-- What to do --
Filter these entries so that only lines with the word "lottery" remain.

[Dataset rows for apps and sites]
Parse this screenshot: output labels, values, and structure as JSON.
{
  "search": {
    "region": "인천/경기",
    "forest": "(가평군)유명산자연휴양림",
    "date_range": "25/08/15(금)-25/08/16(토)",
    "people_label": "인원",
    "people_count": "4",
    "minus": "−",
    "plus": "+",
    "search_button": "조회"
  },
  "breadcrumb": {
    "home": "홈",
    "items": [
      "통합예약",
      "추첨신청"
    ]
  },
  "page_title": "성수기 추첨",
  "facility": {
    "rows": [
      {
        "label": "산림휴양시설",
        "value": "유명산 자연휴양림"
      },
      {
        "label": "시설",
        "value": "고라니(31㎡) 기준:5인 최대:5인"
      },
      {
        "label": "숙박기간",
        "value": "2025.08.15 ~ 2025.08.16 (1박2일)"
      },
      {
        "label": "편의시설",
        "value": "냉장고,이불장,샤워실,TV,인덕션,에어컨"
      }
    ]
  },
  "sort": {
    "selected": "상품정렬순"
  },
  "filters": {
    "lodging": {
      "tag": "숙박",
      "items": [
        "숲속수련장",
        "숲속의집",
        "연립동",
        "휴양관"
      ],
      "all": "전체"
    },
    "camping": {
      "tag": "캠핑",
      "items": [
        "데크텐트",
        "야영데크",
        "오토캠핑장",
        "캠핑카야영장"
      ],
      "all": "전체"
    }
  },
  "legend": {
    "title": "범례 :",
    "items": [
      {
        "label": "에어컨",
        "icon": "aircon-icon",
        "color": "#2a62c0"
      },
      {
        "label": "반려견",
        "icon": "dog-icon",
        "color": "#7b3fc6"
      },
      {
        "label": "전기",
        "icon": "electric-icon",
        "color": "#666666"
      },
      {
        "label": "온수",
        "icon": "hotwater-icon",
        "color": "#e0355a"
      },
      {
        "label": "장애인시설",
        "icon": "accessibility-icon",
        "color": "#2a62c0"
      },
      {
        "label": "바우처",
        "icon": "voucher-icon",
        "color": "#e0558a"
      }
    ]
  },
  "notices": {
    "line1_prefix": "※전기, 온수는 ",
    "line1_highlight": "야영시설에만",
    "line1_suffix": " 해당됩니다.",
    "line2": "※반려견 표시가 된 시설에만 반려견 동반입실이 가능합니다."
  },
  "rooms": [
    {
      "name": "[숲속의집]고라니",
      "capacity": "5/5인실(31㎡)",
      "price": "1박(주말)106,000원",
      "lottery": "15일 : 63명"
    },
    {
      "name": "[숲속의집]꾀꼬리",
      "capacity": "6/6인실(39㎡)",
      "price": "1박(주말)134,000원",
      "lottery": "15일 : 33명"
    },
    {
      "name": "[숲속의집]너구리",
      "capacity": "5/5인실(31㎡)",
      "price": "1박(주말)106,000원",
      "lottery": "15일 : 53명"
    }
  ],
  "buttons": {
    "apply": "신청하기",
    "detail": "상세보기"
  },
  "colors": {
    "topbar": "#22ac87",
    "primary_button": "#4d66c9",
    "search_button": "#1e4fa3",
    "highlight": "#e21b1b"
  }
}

-- Solution to the problem --
      "lottery": "15일 : 63명"
      "lottery": "15일 : 33명"
      "lottery": "15일 : 53명"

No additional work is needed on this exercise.